Pet ownership’s more insidious injury is the hardening of our hearts for the sake of a selfish, possessive happiness. Rather than seeing other animals as autonomous beings with their own lives, desires and cultures, they are reduced to mere dolls. Living creatures become commodities that can be perfectly calibrated to one’s tastes – see the many “dog breed selectors” online. People crave the unconditional love pets offer, but such supplication requires mastery at the level of individual animals broken by “training”, control of a species’ genetic inheritance through inbreeding and the dominance of whole ecosystems to feed hundreds of millions of animals.
If pet owners were animal lovers, as they profess, more would care about mass death in shelters and vanishing wild species. Far more pet owners would swear off meat. If people love cats, why are there 3m domesticated cats (Felis catus) in the Netherlands, but only 14 European wildcats (Felis silvestris silvestris)? A study found that compared with peers without pets, Slovak bird owners showed more interest in birds, but less empathy. They had learned to unsee the cruelty inherent in the pet-relation.
Like the imprisoned child of Omelas, it is not possible to free pets. They are too numerous or too ruined by their subjugation to live in the wild. Nor is it enough to walk away from pet ownership individually. To create a world without pets, we must collectively decide to shut down puppy mills, to spay and neuter pets and to support conservation programs that humanely capture feral animals.
In a post-pets era, we could still enjoy the company and beauty of animals, but from afar as naturalists in a wilder world.
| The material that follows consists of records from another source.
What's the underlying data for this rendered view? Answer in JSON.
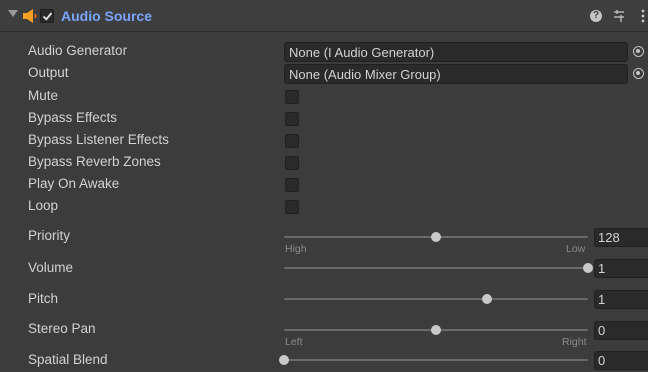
{
  "component": {
    "title": "Audio Source",
    "enabled": true,
    "icons": [
      "fold-arrow-icon",
      "speaker-icon",
      "help-icon",
      "preset-icon",
      "menu-icon"
    ]
  },
  "fields": {
    "audio_generator": {
      "label": "Audio Generator",
      "value": "None (I Audio Generator)"
    },
    "output": {
      "label": "Output",
      "value": "None (Audio Mixer Group)"
    },
    "mute": {
      "label": "Mute",
      "checked": false
    },
    "bypass_effects": {
      "label": "Bypass Effects",
      "checked": false
    },
    "bypass_listener_effects": {
      "label": "Bypass Listener Effects",
      "checked": false
    },
    "bypass_reverb_zones": {
      "label": "Bypass Reverb Zones",
      "checked": false
    },
    "play_on_awake": {
      "label": "Play On Awake",
      "checked": false
    },
    "loop": {
      "label": "Loop",
      "checked": false
    },
    "priority": {
      "label": "Priority",
      "value": "128",
      "min_label": "High",
      "max_label": "Low",
      "fraction": 0.5
    },
    "volume": {
      "label": "Volume",
      "value": "1",
      "fraction": 1.0
    },
    "pitch": {
      "label": "Pitch",
      "value": "1",
      "fraction": 0.667
    },
    "stereo_pan": {
      "label": "Stereo Pan",
      "value": "0",
      "min_label": "Left",
      "max_label": "Right",
      "fraction": 0.5
    },
    "spatial_blend": {
      "label": "Spatial Blend",
      "value": "0",
      "fraction": 0.0
    }
  },
  "colors": {
    "title": "#79a5ff",
    "background": "#3c3c3c",
    "field": "#2a2a2a"
  }
}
We can only speculate what this new era might look like, but its realization begins once we accept that true happiness cannot be predicated on the suffering of others.
Troy Vettese is an environmental historian at the European University Institute and co-author of Half-Earth Socialism (Verso 2020)